According to new data released by the UIS, literacy rates for adults and youths continue to rise. Young women aged 15-24 are making the strongest gains, but still lag behind young men.
In 2012, 87% of female youths had basic literacy skills, compared to 92% of male youths. Overall, 60% of all countries with data had youth literacy rates of 95% or higher.
Youth literacy rate, 2012 or latest year with data
The global adult literacy rate, for the population 15 years and older, was 80% for women and 89% for men in 2012. At the national level, around 40% of countries with data had adult literacy rates of 95% or higher.
Adult literacy rate, 2012 or latest year with data
Despite these gains, 781 million adults still could not read or write – two-thirds of them (496 million) were women. In more than a dozen countries, mostly in sub-Saharan Africa, fewer than half of all adults had basic literacy skills. Among youths, 126 million were illiterate, of which 77 million were female. Even though the size of the global illiterate population is shrinking, the female proportion has remained virtually steady at 63% to 64%.
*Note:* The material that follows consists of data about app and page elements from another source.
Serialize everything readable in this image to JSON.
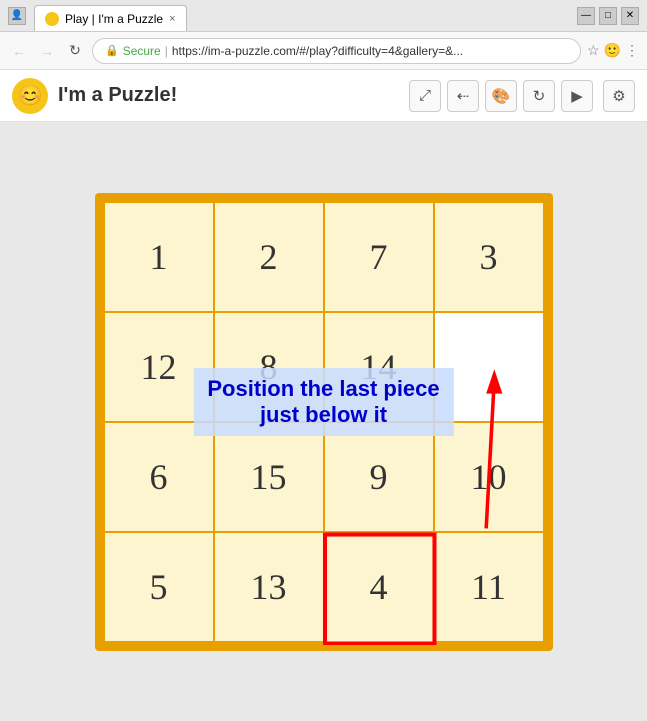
{
  "titlebar": {
    "tab_title": "Play | I'm a Puzzle",
    "tab_close": "×"
  },
  "addressbar": {
    "secure_label": "Secure",
    "url": "https://im-a-puzzle.com/#/play?difficulty=4&gallery=&...",
    "back_label": "←",
    "forward_label": "→",
    "refresh_label": "↻"
  },
  "appheader": {
    "logo_emoji": "😊",
    "title": "I'm a Puzzle!",
    "btn_expand": "⤢",
    "btn_share": "≪",
    "btn_palette": "◉",
    "btn_refresh": "↻",
    "btn_play": "▶",
    "btn_gear": "⚙"
  },
  "puzzle": {
    "cells": [
      {
        "value": "1",
        "empty": false,
        "row": 0,
        "col": 0
      },
      {
        "value": "2",
        "empty": false,
        "row": 0,
        "col": 1
      },
      {
        "value": "7",
        "empty": false,
        "row": 0,
        "col": 2
      },
      {
        "value": "3",
        "empty": false,
        "row": 0,
        "col": 3
      },
      {
        "value": "12",
        "empty": false,
        "row": 1,
        "col": 0
      },
      {
        "value": "8",
        "empty": false,
        "row": 1,
        "col": 1
      },
      {
        "value": "14",
        "empty": false,
        "row": 1,
        "col": 2
      },
      {
        "value": "",
        "empty": true,
        "row": 1,
        "col": 3
      },
      {
        "value": "6",
        "empty": false,
        "row": 2,
        "col": 0
      },
      {
        "value": "15",
        "empty": false,
        "row": 2,
        "col": 1
      },
      {
        "value": "9",
        "empty": false,
        "row": 2,
        "col": 2
      },
      {
        "value": "10",
        "empty": false,
        "row": 2,
        "col": 3
      },
      {
        "value": "5",
        "empty": false,
        "row": 3,
        "col": 0
      },
      {
        "value": "13",
        "empty": false,
        "row": 3,
        "col": 1
      },
      {
        "value": "4",
        "empty": false,
        "row": 3,
        "col": 2,
        "red_border": true
      },
      {
        "value": "11",
        "empty": false,
        "row": 3,
        "col": 3
      }
    ],
    "hint": {
      "line1": "Position the last piece",
      "line2": "just below it"
    }
  }
}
New data available from Afghanistan
For more than 50 countries, updated literacy rates are available in the UIS Data Centre, among them Afghanistan, which reported new literacy data to the UIS for the first time in over 30 years. In 2011, 32% of the adult population of Afghanistan could read and write, compared to 18% in 1979.
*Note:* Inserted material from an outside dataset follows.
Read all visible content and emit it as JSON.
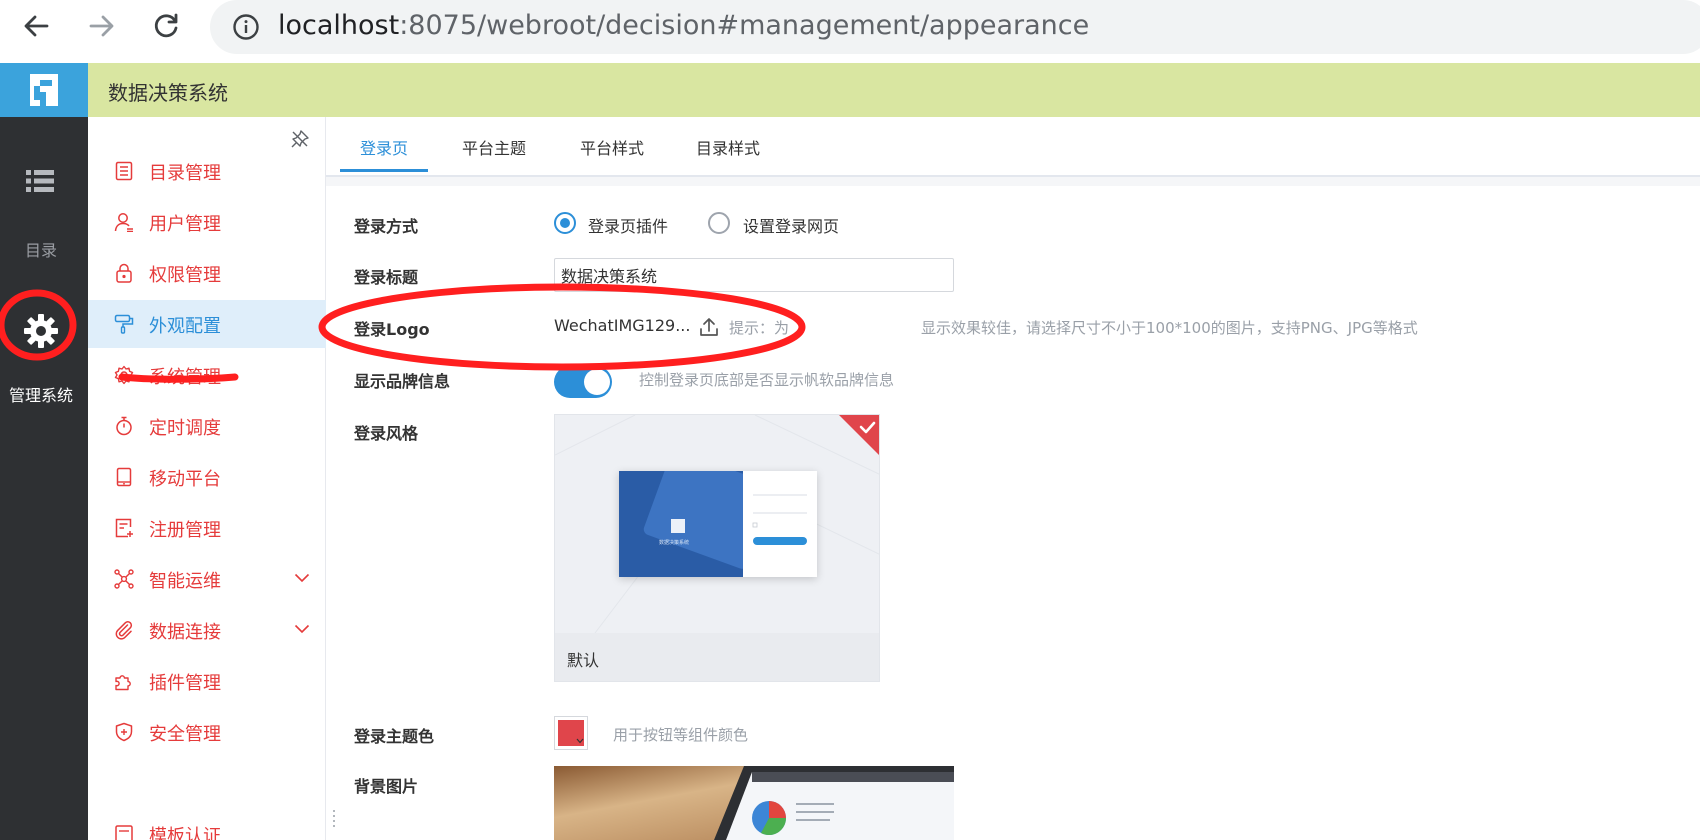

The youth literacy rate increased from 30% in 1979 to 47% in 2011. Gender disparity remains high in Afghanistan, with only 18% of adult women able to read and write, compared to 45% of adult men. Among youths between 15 and 24 years, the situation is improved, with a female literacy rate of 32% and a male literacy rate of 62% in 2011.